■ Exercise prompt:
The answer must consist of every line in the records below that contains the string "Google".

BEGIN Data supplied

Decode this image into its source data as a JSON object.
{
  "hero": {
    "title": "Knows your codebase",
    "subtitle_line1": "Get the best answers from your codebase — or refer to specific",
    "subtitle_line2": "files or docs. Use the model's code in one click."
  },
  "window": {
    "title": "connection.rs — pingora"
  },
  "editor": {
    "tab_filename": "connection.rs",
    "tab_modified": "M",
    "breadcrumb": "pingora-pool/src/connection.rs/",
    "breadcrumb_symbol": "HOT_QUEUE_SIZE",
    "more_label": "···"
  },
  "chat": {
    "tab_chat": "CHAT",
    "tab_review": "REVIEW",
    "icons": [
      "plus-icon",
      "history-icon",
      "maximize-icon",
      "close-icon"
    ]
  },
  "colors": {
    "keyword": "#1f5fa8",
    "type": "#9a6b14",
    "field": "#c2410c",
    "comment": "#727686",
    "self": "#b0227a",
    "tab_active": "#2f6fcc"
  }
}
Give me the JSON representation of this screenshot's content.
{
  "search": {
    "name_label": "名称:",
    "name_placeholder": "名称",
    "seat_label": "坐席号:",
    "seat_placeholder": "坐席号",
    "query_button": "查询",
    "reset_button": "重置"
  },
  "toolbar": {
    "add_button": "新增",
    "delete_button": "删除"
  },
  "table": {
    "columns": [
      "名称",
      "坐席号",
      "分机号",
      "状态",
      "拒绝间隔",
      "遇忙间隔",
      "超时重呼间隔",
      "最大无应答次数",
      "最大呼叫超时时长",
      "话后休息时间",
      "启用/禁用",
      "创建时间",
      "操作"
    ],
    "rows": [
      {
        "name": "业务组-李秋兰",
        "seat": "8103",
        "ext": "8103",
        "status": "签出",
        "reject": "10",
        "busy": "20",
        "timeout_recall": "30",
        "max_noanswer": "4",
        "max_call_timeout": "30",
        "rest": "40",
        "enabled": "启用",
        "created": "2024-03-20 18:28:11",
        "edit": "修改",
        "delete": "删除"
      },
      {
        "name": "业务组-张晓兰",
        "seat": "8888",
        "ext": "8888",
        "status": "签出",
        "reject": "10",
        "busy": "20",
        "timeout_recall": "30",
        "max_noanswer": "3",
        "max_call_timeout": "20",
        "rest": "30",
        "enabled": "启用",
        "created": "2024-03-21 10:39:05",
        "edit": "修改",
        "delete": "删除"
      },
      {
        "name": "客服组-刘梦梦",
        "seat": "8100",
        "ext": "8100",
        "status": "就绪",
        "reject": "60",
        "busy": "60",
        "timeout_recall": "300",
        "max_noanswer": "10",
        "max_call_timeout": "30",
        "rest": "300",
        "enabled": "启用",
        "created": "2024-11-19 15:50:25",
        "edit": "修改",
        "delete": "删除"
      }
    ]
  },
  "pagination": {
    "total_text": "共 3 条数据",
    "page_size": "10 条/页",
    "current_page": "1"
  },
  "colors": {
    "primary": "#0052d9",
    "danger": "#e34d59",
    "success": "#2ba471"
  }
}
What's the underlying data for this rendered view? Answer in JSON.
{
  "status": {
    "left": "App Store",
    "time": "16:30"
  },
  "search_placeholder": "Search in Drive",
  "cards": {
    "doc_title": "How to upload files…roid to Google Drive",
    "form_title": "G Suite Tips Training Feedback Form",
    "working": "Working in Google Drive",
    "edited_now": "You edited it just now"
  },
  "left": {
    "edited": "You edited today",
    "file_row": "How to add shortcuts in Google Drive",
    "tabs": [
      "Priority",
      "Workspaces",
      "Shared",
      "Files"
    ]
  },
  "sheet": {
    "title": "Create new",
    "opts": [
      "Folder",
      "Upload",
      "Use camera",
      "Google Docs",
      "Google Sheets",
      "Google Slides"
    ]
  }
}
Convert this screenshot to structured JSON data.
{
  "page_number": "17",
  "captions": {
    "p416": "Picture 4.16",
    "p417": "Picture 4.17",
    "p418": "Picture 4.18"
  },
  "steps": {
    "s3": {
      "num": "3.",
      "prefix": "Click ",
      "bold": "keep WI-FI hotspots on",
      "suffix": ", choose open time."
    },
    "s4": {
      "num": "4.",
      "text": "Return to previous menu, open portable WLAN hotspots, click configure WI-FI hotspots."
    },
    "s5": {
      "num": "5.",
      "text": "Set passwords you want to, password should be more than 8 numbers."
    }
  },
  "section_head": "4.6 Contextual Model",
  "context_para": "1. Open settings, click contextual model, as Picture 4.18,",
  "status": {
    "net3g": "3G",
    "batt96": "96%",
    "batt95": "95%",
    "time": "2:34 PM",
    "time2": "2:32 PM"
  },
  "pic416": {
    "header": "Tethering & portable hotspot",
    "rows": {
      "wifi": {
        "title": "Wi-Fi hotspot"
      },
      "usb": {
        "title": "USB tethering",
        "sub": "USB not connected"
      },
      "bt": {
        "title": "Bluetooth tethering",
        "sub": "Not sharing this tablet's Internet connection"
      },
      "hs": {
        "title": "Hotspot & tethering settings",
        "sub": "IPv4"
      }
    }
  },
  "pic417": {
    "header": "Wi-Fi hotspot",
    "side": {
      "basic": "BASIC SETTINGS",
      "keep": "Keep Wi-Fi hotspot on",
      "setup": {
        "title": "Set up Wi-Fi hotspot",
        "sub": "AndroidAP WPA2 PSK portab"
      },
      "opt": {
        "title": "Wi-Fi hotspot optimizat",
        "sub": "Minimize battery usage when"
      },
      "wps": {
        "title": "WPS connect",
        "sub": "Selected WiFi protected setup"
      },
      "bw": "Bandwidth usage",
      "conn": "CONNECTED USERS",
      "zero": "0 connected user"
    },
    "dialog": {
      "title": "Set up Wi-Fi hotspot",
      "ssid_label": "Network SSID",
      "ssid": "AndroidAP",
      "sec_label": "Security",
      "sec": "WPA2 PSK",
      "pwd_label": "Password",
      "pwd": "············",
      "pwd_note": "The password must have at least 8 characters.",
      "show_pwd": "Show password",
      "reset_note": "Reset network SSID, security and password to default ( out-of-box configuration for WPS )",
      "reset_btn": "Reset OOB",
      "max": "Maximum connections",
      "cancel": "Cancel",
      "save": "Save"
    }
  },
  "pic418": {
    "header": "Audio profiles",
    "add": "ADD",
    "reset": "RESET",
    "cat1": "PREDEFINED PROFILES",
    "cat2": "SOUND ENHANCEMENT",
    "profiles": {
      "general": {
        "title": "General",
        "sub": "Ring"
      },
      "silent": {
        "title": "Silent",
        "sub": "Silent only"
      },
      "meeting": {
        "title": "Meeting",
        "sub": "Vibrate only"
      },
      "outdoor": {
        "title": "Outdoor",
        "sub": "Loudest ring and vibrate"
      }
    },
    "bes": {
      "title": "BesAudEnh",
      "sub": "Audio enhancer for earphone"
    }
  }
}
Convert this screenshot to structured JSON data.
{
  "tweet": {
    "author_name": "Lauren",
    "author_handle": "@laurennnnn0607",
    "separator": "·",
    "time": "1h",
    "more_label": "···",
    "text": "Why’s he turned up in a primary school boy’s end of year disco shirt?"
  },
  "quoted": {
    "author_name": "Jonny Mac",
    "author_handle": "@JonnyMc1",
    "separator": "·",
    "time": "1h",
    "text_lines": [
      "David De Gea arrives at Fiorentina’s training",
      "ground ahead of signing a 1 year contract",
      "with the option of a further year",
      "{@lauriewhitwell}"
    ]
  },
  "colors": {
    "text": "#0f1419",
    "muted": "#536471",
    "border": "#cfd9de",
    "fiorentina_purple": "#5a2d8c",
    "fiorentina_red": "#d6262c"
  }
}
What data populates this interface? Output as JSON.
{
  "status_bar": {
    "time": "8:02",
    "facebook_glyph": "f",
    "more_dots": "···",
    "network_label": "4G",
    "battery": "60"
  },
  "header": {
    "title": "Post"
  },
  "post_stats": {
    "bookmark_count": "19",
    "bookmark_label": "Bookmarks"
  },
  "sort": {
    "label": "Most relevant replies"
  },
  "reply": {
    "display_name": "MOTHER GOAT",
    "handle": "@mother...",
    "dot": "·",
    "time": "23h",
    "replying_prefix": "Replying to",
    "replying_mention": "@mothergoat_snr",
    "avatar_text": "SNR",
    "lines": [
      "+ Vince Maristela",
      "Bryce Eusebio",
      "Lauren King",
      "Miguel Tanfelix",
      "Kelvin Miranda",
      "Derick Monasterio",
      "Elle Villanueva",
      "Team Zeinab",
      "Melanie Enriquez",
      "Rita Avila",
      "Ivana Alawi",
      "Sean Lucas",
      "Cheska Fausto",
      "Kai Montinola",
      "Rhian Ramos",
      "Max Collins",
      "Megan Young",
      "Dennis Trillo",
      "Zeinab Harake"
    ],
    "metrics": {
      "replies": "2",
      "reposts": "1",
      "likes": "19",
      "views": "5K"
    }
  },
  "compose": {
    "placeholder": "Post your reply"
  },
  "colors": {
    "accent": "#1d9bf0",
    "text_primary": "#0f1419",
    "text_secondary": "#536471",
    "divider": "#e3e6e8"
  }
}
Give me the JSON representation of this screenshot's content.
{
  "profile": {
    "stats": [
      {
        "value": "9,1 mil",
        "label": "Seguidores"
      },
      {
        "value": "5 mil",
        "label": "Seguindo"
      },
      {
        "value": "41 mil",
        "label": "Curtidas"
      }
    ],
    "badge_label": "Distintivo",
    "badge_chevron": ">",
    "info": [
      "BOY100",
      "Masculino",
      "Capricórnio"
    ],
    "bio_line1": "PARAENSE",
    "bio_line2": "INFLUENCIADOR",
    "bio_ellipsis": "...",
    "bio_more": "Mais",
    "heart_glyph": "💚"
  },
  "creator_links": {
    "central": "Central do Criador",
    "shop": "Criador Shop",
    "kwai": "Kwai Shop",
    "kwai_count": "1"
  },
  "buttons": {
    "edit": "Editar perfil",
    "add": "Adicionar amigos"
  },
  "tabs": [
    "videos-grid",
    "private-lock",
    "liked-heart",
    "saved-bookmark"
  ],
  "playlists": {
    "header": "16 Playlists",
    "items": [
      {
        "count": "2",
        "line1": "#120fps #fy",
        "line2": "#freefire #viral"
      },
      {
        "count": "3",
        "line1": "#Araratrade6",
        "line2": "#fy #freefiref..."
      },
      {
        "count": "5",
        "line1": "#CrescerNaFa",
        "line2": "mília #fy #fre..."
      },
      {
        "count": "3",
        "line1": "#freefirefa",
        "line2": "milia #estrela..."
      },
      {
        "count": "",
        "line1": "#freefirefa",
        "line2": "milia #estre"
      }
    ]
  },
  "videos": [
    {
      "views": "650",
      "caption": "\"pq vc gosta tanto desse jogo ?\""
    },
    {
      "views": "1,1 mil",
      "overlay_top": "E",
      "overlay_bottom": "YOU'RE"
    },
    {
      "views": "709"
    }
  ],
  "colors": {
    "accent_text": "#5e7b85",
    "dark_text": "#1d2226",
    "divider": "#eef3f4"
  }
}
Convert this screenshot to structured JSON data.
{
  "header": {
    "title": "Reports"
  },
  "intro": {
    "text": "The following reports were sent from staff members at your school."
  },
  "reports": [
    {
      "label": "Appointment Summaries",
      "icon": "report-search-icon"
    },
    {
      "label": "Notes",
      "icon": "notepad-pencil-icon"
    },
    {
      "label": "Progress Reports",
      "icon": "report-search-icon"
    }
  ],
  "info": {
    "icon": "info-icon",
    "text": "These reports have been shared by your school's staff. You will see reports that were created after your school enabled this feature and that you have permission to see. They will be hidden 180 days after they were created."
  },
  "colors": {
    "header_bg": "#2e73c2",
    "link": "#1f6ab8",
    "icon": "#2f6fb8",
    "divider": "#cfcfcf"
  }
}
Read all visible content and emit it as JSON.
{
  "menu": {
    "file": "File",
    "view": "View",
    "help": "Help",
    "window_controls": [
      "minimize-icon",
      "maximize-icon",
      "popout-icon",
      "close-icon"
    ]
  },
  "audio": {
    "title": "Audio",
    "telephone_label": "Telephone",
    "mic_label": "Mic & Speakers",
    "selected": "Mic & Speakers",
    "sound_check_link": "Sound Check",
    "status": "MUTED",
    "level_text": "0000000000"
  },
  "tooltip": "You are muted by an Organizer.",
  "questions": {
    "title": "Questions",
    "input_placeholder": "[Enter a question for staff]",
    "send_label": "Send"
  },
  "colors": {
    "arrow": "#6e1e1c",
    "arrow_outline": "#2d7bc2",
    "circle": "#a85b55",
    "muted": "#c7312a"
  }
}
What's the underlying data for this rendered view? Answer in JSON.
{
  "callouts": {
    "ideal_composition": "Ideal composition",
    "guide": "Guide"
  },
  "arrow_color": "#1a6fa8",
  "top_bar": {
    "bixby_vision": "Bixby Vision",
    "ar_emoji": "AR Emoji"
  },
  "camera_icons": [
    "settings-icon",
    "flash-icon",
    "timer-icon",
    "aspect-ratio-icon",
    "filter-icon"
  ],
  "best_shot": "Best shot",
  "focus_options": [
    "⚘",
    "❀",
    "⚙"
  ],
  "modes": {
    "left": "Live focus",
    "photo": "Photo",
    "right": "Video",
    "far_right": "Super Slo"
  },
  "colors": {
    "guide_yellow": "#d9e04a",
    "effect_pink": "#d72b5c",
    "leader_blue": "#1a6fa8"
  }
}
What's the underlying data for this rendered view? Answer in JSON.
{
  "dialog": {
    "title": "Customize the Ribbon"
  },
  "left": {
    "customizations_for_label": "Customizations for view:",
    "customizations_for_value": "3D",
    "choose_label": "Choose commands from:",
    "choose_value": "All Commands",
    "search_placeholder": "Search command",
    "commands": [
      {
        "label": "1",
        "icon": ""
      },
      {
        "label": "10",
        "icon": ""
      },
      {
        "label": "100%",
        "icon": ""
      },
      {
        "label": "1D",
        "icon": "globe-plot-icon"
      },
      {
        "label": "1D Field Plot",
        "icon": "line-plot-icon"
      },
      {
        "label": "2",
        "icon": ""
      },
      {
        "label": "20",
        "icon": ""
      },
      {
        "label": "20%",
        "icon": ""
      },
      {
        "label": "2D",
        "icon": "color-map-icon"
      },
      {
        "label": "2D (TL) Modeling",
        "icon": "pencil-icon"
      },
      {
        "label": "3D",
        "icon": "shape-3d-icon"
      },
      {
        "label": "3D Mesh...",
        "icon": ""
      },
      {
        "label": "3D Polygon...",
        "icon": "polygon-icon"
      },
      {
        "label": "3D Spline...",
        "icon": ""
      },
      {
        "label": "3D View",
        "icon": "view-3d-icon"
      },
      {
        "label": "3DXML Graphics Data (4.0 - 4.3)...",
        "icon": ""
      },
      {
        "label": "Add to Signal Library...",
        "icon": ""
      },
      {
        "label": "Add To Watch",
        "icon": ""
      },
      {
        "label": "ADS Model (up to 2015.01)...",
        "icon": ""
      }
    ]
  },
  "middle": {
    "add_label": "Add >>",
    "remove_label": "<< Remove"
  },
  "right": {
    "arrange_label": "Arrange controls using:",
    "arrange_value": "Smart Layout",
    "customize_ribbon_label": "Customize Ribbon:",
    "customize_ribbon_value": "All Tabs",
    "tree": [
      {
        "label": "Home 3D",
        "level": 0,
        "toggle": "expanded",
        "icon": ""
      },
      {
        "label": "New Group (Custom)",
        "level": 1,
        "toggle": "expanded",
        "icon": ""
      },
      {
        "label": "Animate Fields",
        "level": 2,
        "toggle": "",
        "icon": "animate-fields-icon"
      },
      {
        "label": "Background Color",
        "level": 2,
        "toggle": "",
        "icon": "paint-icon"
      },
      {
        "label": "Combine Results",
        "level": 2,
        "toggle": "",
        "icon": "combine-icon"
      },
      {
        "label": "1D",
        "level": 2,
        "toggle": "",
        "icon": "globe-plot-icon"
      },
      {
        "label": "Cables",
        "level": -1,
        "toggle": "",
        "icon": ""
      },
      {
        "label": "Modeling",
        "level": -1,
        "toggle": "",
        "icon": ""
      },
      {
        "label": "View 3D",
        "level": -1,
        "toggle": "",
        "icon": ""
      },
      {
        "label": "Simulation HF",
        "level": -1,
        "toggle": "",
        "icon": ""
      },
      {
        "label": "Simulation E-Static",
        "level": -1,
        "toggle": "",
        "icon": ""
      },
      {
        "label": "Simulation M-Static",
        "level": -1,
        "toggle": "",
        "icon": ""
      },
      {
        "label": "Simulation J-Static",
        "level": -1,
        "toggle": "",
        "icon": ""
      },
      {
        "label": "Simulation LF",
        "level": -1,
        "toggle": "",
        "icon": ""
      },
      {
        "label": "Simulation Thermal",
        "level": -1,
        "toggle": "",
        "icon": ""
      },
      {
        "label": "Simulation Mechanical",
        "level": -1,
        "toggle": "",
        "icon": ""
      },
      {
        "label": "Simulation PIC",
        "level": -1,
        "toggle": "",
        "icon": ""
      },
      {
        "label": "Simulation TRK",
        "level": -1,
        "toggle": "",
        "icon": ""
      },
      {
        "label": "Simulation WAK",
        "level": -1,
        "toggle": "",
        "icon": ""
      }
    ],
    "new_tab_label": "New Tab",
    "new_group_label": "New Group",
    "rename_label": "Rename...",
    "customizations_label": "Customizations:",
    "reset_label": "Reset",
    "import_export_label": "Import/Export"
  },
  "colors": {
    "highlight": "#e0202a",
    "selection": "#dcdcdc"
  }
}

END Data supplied

■ Solution to the problem:
    "doc_title": "How to upload files…roid to Google Drive",
    "working": "Working in Google Drive",
    "file_row": "How to add shortcuts in Google Drive",
      "Google Docs",
      "Google Sheets",
      "Google Slides"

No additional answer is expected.